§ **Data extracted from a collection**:
= = = = = = =
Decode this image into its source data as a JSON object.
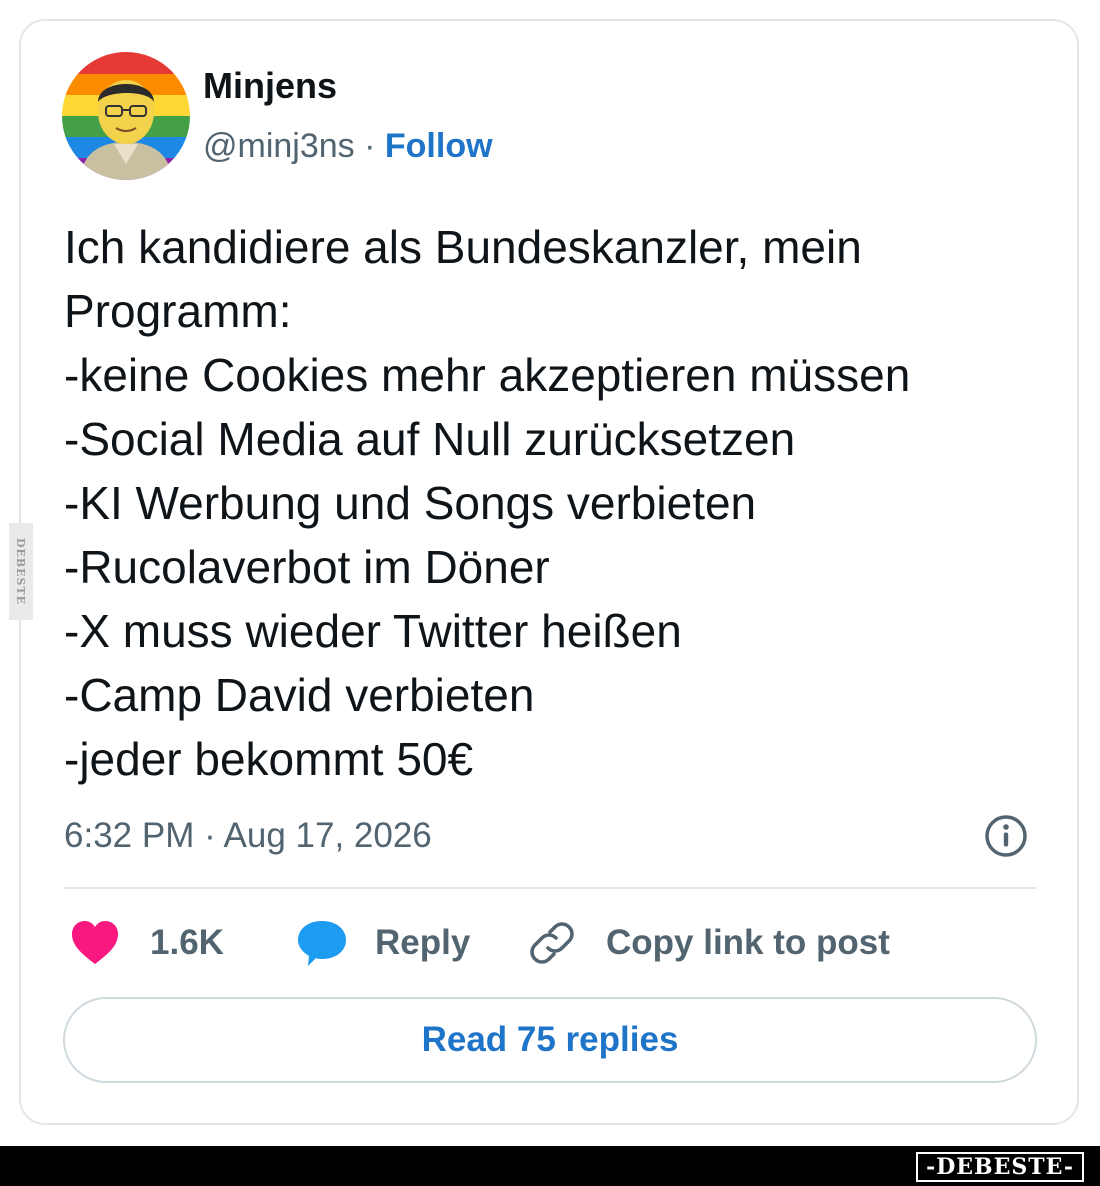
{
  "tweet": {
    "author_name": "Minjens",
    "handle": "@minj3ns",
    "separator": " · ",
    "follow_label": "Follow",
    "text_lines": [
      "Ich kandidiere als Bundeskanzler, mein",
      "Programm:",
      "-keine Cookies mehr akzeptieren müssen",
      "-Social Media auf Null zurücksetzen",
      "-KI Werbung und Songs verbieten",
      "-Rucolaverbot im Döner",
      "-X muss wieder Twitter heißen",
      "-Camp David verbieten",
      "-jeder bekommt 50€"
    ],
    "timestamp": "6:32 PM · Aug 17, 2026"
  },
  "actions": {
    "like_count": "1.6K",
    "reply_label": "Reply",
    "copy_link_label": "Copy link to post"
  },
  "read_replies_label": "Read 75 replies",
  "watermark": {
    "side": "DEBESTE",
    "bottom": "-DEBESTE-"
  },
  "icons": {
    "like": "heart-icon",
    "reply": "speech-bubble-icon",
    "copy": "link-icon",
    "info": "info-icon"
  },
  "colors": {
    "link_blue": "#1d74c8",
    "heart_pink": "#f91880",
    "reply_blue": "#1d9bf0",
    "muted_text": "#536471"
  }
}
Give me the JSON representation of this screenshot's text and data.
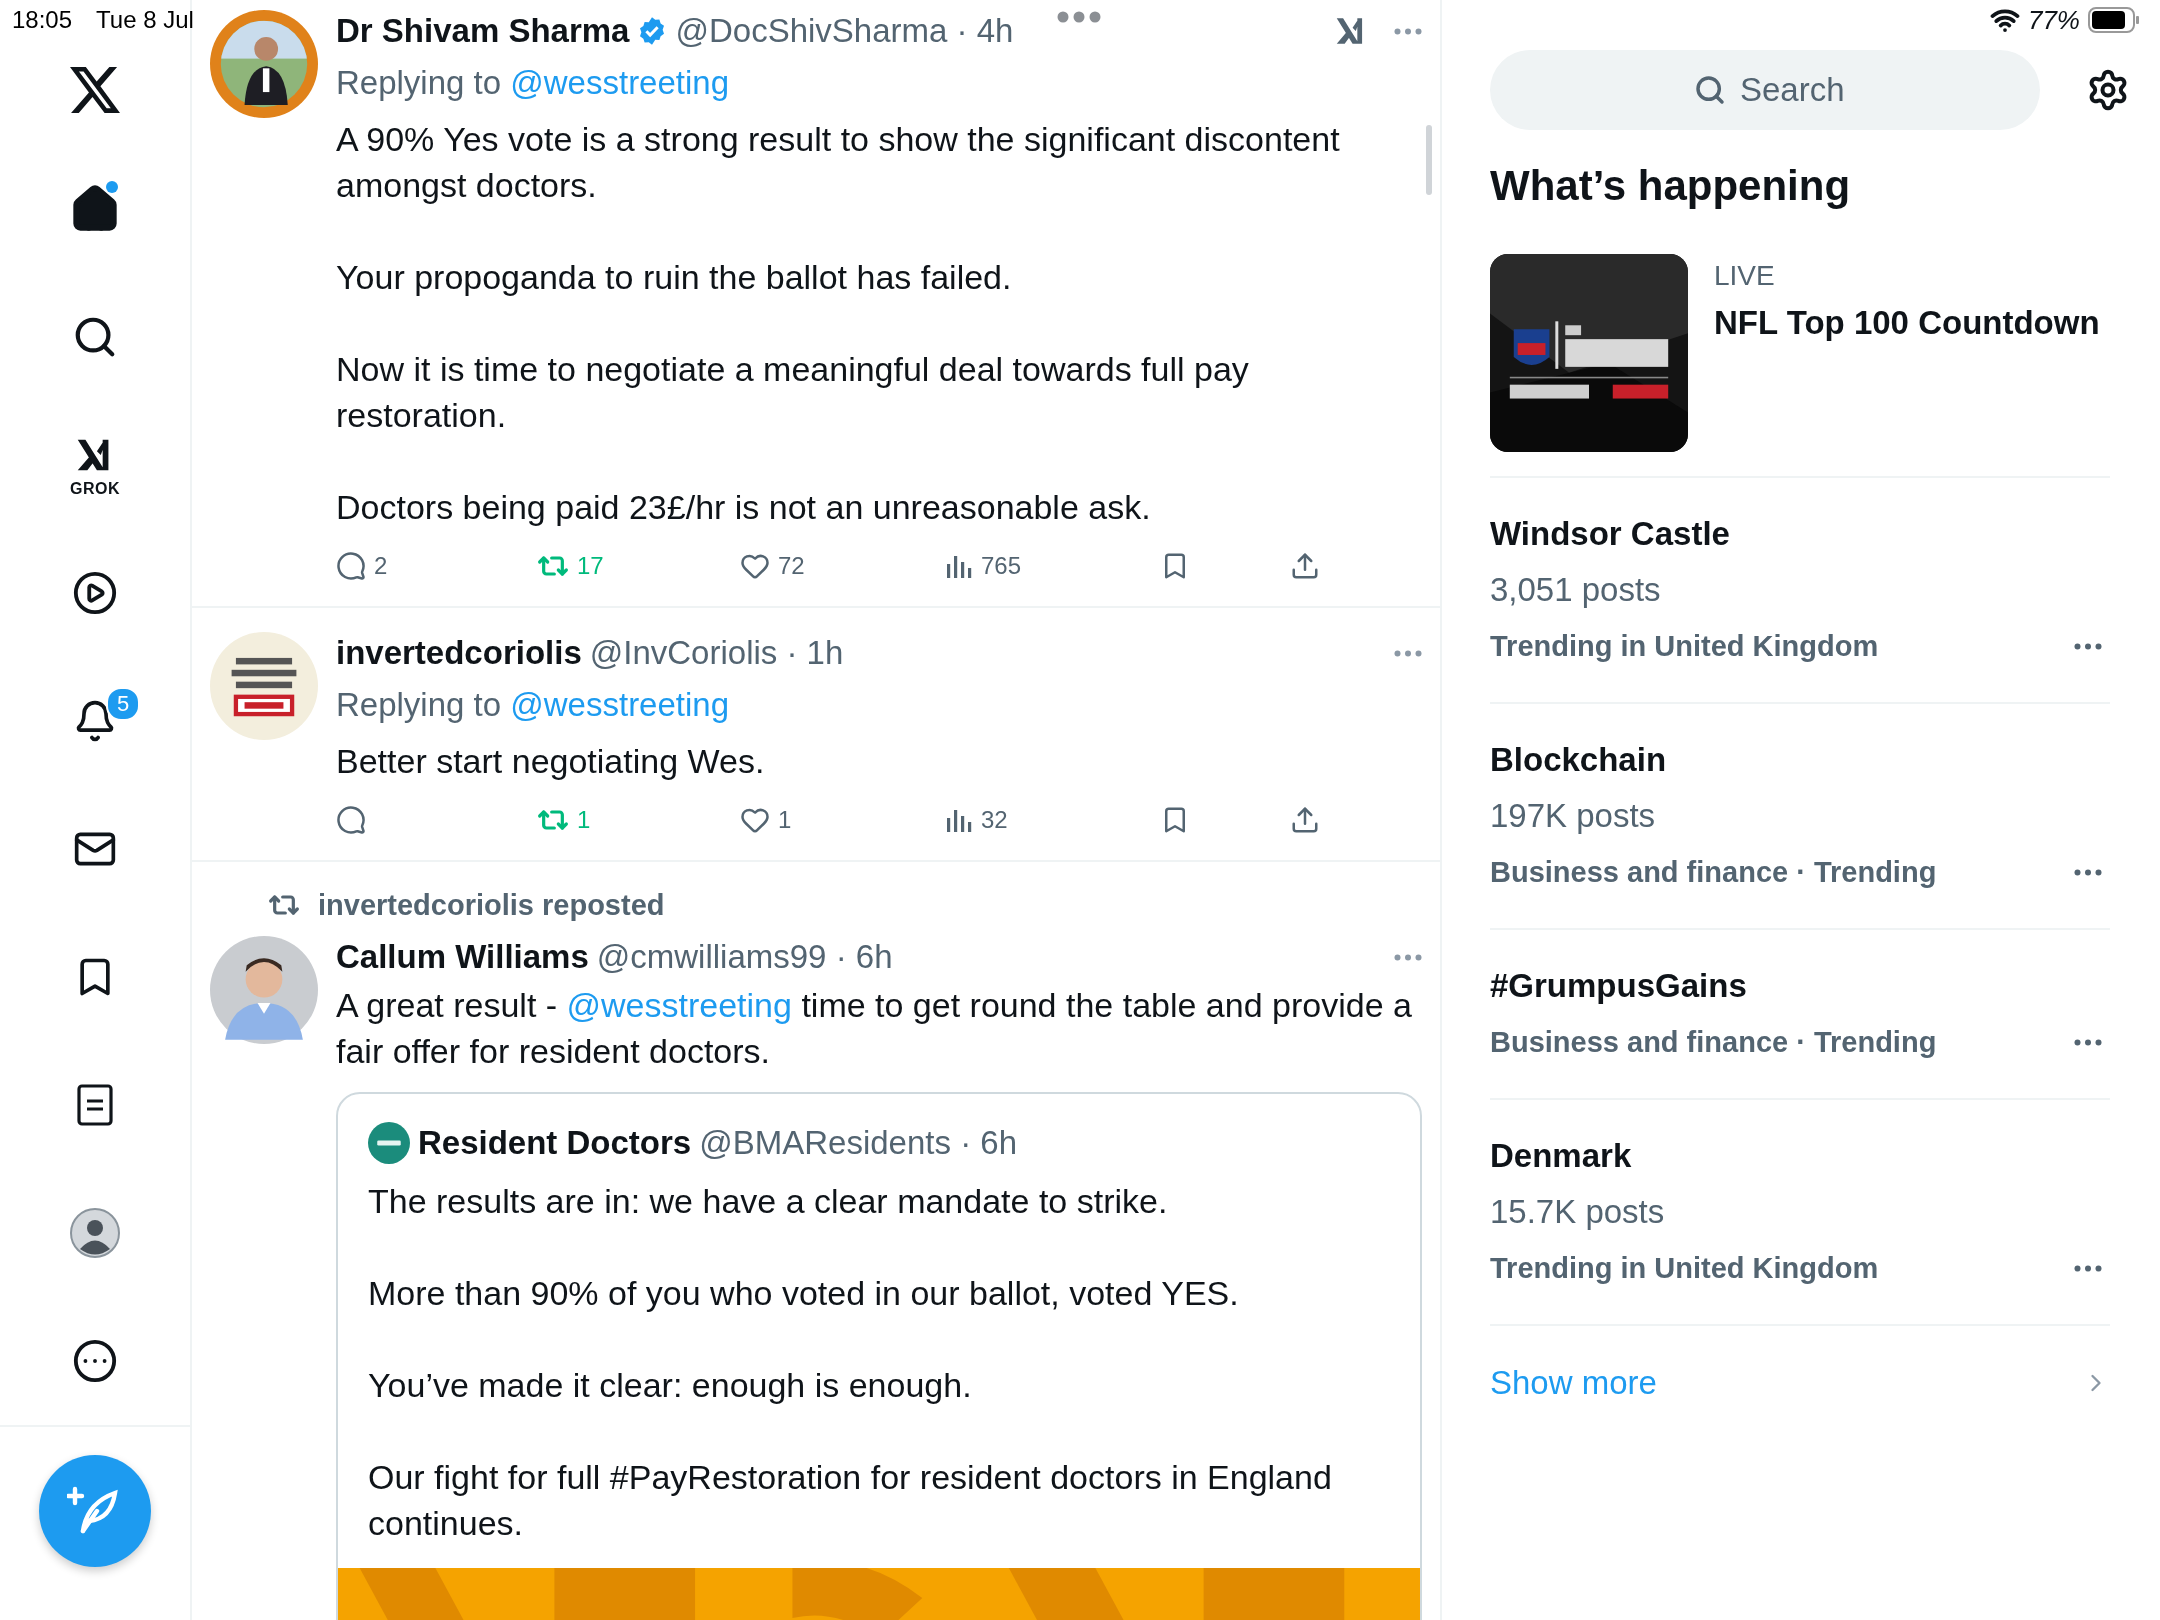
{
  "status_bar": {
    "time": "18:05",
    "date": "Tue 8 Jul",
    "battery": "77%"
  },
  "sidebar": {
    "items": [
      {
        "kind": "logo"
      },
      {
        "kind": "home",
        "selected": true,
        "unread": true
      },
      {
        "kind": "explore",
        "selected": false
      },
      {
        "kind": "grok",
        "label": "GROK",
        "selected": false
      },
      {
        "kind": "video",
        "selected": false
      },
      {
        "kind": "notifications",
        "badge": "5",
        "selected": false
      },
      {
        "kind": "messages",
        "selected": false
      },
      {
        "kind": "bookmarks",
        "selected": false
      },
      {
        "kind": "lists",
        "selected": false
      },
      {
        "kind": "profile",
        "selected": false
      },
      {
        "kind": "more",
        "selected": false
      }
    ]
  },
  "posts": [
    {
      "kind": "reply",
      "name": "Dr Shivam Sharma",
      "verified": true,
      "handle_time": "@DocShivSharma · 4h",
      "grok": true,
      "replying_prefix": "Replying to",
      "replying_to": "@wesstreeting",
      "paragraphs": [
        "A 90% Yes vote is a strong result to show the significant discontent amongst doctors.",
        "Your propoganda to ruin the ballot has failed.",
        "Now it is time to negotiate a meaningful deal towards full pay restoration.",
        "Doctors being paid 23£/hr is not an unreasonable ask."
      ],
      "actions": {
        "replies": "2",
        "reposts": "17",
        "likes": "72",
        "views": "765",
        "reposted": true
      }
    },
    {
      "kind": "reply",
      "name": "invertedcoriolis",
      "verified": false,
      "handle_time": "@InvCoriolis · 1h",
      "grok": false,
      "replying_prefix": "Replying to",
      "replying_to": "@wesstreeting",
      "paragraphs": [
        "Better start negotiating Wes."
      ],
      "actions": {
        "reposts": "1",
        "likes": "1",
        "views": "32",
        "reposted": true
      }
    },
    {
      "kind": "repost",
      "reposted_by": "invertedcoriolis reposted",
      "name": "Callum Williams",
      "verified": false,
      "handle_time": "@cmwilliams99 · 6h",
      "grok": false,
      "paragraphs": [
        [
          {
            "text": "A great result - "
          },
          {
            "link": "@wesstreeting"
          },
          {
            "text": " time to get round the table and provide a fair offer for resident doctors."
          }
        ]
      ],
      "quote": {
        "name": "Resident Doctors",
        "handle_time": "@BMAResidents · 6h",
        "paragraphs": [
          "The results are in: we have a clear mandate to strike.",
          "More than 90% of you who voted in our ballot, voted YES.",
          "You’ve made it clear: enough is enough.",
          "Our fight for full #PayRestoration for resident doctors in England continues."
        ],
        "media": {
          "kind": "picture"
        }
      }
    }
  ],
  "search": {
    "placeholder": "Search"
  },
  "trends": {
    "title": "What’s happening",
    "items": [
      {
        "kind": "event",
        "label": "LIVE",
        "title": "NFL Top 100 Countdown"
      },
      {
        "kind": "trend",
        "name": "Windsor Castle",
        "posts": "3,051 posts",
        "context": "Trending in United Kingdom"
      },
      {
        "kind": "trend",
        "name": "Blockchain",
        "posts": "197K posts",
        "context": "Business and finance · Trending"
      },
      {
        "kind": "trend",
        "name": "#GrumpusGains",
        "context": "Business and finance · Trending"
      },
      {
        "kind": "trend",
        "name": "Denmark",
        "posts": "15.7K posts",
        "context": "Trending in United Kingdom"
      }
    ],
    "show_more": "Show more"
  }
}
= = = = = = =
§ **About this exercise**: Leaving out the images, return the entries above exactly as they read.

§ **Response to this task**:
Decode this image into its source data as a JSON object.
{
  "tweet": {
    "author_name": "Minjens",
    "handle": "@minj3ns",
    "separator": " · ",
    "follow_label": "Follow",
    "text_lines": [
      "Ich kandidiere als Bundeskanzler, mein",
      "Programm:",
      "-keine Cookies mehr akzeptieren müssen",
      "-Social Media auf Null zurücksetzen",
      "-KI Werbung und Songs verbieten",
      "-Rucolaverbot im Döner",
      "-X muss wieder Twitter heißen",
      "-Camp David verbieten",
      "-jeder bekommt 50€"
    ],
    "timestamp": "6:32 PM · Aug 17, 2026"
  },
  "actions": {
    "like_count": "1.6K",
    "reply_label": "Reply",
    "copy_link_label": "Copy link to post"
  },
  "read_replies_label": "Read 75 replies",
  "watermark": {
    "side": "DEBESTE",
    "bottom": "-DEBESTE-"
  },
  "icons": {
    "like": "heart-icon",
    "reply": "speech-bubble-icon",
    "copy": "link-icon",
    "info": "info-icon"
  },
  "colors": {
    "link_blue": "#1d74c8",
    "heart_pink": "#f91880",
    "reply_blue": "#1d9bf0",
    "muted_text": "#536471"
  }
}
Give me the JSON representation of this screenshot's text and data.
{
  "status_bar": {
    "time": "18:05",
    "date": "Tue 8 Jul",
    "battery": "77%"
  },
  "sidebar": {
    "items": [
      {
        "kind": "logo"
      },
      {
        "kind": "home",
        "selected": true,
        "unread": true
      },
      {
        "kind": "explore",
        "selected": false
      },
      {
        "kind": "grok",
        "label": "GROK",
        "selected": false
      },
      {
        "kind": "video",
        "selected": false
      },
      {
        "kind": "notifications",
        "badge": "5",
        "selected": false
      },
      {
        "kind": "messages",
        "selected": false
      },
      {
        "kind": "bookmarks",
        "selected": false
      },
      {
        "kind": "lists",
        "selected": false
      },
      {
        "kind": "profile",
        "selected": false
      },
      {
        "kind": "more",
        "selected": false
      }
    ]
  },
  "posts": [
    {
      "kind": "reply",
      "name": "Dr Shivam Sharma",
      "verified": true,
      "handle_time": "@DocShivSharma · 4h",
      "grok": true,
      "replying_prefix": "Replying to",
      "replying_to": "@wesstreeting",
      "paragraphs": [
        "A 90% Yes vote is a strong result to show the significant discontent amongst doctors.",
        "Your propoganda to ruin the ballot has failed.",
        "Now it is time to negotiate a meaningful deal towards full pay restoration.",
        "Doctors being paid 23£/hr is not an unreasonable ask."
      ],
      "actions": {
        "replies": "2",
        "reposts": "17",
        "likes": "72",
        "views": "765",
        "reposted": true
      }
    },
    {
      "kind": "reply",
      "name": "invertedcoriolis",
      "verified": false,
      "handle_time": "@InvCoriolis · 1h",
      "grok": false,
      "replying_prefix": "Replying to",
      "replying_to": "@wesstreeting",
      "paragraphs": [
        "Better start negotiating Wes."
      ],
      "actions": {
        "reposts": "1",
        "likes": "1",
        "views": "32",
        "reposted": true
      }
    },
    {
      "kind": "repost",
      "reposted_by": "invertedcoriolis reposted",
      "name": "Callum Williams",
      "verified": false,
      "handle_time": "@cmwilliams99 · 6h",
      "grok": false,
      "paragraphs": [
        [
          {
            "text": "A great result - "
          },
          {
            "link": "@wesstreeting"
          },
          {
            "text": " time to get round the table and provide a fair offer for resident doctors."
          }
        ]
      ],
      "quote": {
        "name": "Resident Doctors",
        "handle_time": "@BMAResidents · 6h",
        "paragraphs": [
          "The results are in: we have a clear mandate to strike.",
          "More than 90% of you who voted in our ballot, voted YES.",
          "You’ve made it clear: enough is enough.",
          "Our fight for full #PayRestoration for resident doctors in England continues."
        ],
        "media": {
          "kind": "picture"
        }
      }
    }
  ],
  "search": {
    "placeholder": "Search"
  },
  "trends": {
    "title": "What’s happening",
    "items": [
      {
        "kind": "event",
        "label": "LIVE",
        "title": "NFL Top 100 Countdown"
      },
      {
        "kind": "trend",
        "name": "Windsor Castle",
        "posts": "3,051 posts",
        "context": "Trending in United Kingdom"
      },
      {
        "kind": "trend",
        "name": "Blockchain",
        "posts": "197K posts",
        "context": "Business and finance · Trending"
      },
      {
        "kind": "trend",
        "name": "#GrumpusGains",
        "context": "Business and finance · Trending"
      },
      {
        "kind": "trend",
        "name": "Denmark",
        "posts": "15.7K posts",
        "context": "Trending in United Kingdom"
      }
    ],
    "show_more": "Show more"
  }
}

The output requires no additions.